(Page and application data records)
----

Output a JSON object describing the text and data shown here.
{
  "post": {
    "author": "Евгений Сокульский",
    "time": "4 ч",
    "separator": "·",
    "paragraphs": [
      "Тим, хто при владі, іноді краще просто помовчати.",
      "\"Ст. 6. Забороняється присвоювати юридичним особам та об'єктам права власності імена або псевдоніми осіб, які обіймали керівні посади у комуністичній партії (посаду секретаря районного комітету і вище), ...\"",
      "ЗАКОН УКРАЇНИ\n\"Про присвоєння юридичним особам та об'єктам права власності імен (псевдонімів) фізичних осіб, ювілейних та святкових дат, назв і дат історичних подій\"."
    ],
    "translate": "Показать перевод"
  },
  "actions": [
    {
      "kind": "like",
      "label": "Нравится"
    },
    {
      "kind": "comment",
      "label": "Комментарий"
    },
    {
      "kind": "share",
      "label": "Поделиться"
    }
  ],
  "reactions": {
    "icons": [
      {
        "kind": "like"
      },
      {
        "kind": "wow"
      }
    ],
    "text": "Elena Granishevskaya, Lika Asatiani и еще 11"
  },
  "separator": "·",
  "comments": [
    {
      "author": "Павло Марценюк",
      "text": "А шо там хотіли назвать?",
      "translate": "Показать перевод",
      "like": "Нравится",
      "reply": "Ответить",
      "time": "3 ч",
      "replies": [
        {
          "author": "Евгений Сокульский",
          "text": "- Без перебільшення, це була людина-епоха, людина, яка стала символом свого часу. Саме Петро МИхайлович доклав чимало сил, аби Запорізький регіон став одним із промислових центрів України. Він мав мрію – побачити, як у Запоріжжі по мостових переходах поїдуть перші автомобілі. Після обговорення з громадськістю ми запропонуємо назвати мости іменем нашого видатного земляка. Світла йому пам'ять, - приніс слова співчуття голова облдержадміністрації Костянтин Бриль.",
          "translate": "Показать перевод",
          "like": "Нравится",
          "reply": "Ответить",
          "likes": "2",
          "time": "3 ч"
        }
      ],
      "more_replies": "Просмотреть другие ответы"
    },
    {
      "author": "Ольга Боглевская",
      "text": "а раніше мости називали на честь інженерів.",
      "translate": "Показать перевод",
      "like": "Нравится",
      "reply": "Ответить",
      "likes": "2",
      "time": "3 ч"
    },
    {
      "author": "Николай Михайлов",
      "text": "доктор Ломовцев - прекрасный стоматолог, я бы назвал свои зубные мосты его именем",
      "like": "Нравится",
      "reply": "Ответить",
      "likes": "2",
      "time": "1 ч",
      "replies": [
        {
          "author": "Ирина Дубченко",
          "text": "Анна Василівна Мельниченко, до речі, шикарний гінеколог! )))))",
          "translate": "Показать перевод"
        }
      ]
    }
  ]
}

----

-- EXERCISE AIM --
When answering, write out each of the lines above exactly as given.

-- REPLY --
Output a JSON object describing the text and data shown here.
{
  "post": {
    "author": "Евгений Сокульский",
    "time": "4 ч",
    "separator": "·",
    "paragraphs": [
      "Тим, хто при владі, іноді краще просто помовчати.",
      "\"Ст. 6. Забороняється присвоювати юридичним особам та об'єктам права власності імена або псевдоніми осіб, які обіймали керівні посади у комуністичній партії (посаду секретаря районного комітету і вище), ...\"",
      "ЗАКОН УКРАЇНИ\n\"Про присвоєння юридичним особам та об'єктам права власності імен (псевдонімів) фізичних осіб, ювілейних та святкових дат, назв і дат історичних подій\"."
    ],
    "translate": "Показать перевод"
  },
  "actions": [
    {
      "kind": "like",
      "label": "Нравится"
    },
    {
      "kind": "comment",
      "label": "Комментарий"
    },
    {
      "kind": "share",
      "label": "Поделиться"
    }
  ],
  "reactions": {
    "icons": [
      {
        "kind": "like"
      },
      {
        "kind": "wow"
      }
    ],
    "text": "Elena Granishevskaya, Lika Asatiani и еще 11"
  },
  "separator": "·",
  "comments": [
    {
      "author": "Павло Марценюк",
      "text": "А шо там хотіли назвать?",
      "translate": "Показать перевод",
      "like": "Нравится",
      "reply": "Ответить",
      "time": "3 ч",
      "replies": [
        {
          "author": "Евгений Сокульский",
          "text": "- Без перебільшення, це була людина-епоха, людина, яка стала символом свого часу. Саме Петро МИхайлович доклав чимало сил, аби Запорізький регіон став одним із промислових центрів України. Він мав мрію – побачити, як у Запоріжжі по мостових переходах поїдуть перші автомобілі. Після обговорення з громадськістю ми запропонуємо назвати мости іменем нашого видатного земляка. Світла йому пам'ять, - приніс слова співчуття голова облдержадміністрації Костянтин Бриль.",
          "translate": "Показать перевод",
          "like": "Нравится",
          "reply": "Ответить",
          "likes": "2",
          "time": "3 ч"
        }
      ],
      "more_replies": "Просмотреть другие ответы"
    },
    {
      "author": "Ольга Боглевская",
      "text": "а раніше мости називали на честь інженерів.",
      "translate": "Показать перевод",
      "like": "Нравится",
      "reply": "Ответить",
      "likes": "2",
      "time": "3 ч"
    },
    {
      "author": "Николай Михайлов",
      "text": "доктор Ломовцев - прекрасный стоматолог, я бы назвал свои зубные мосты его именем",
      "like": "Нравится",
      "reply": "Ответить",
      "likes": "2",
      "time": "1 ч",
      "replies": [
        {
          "author": "Ирина Дубченко",
          "text": "Анна Василівна Мельниченко, до речі, шикарний гінеколог! )))))",
          "translate": "Показать перевод"
        }
      ]
    }
  ]
}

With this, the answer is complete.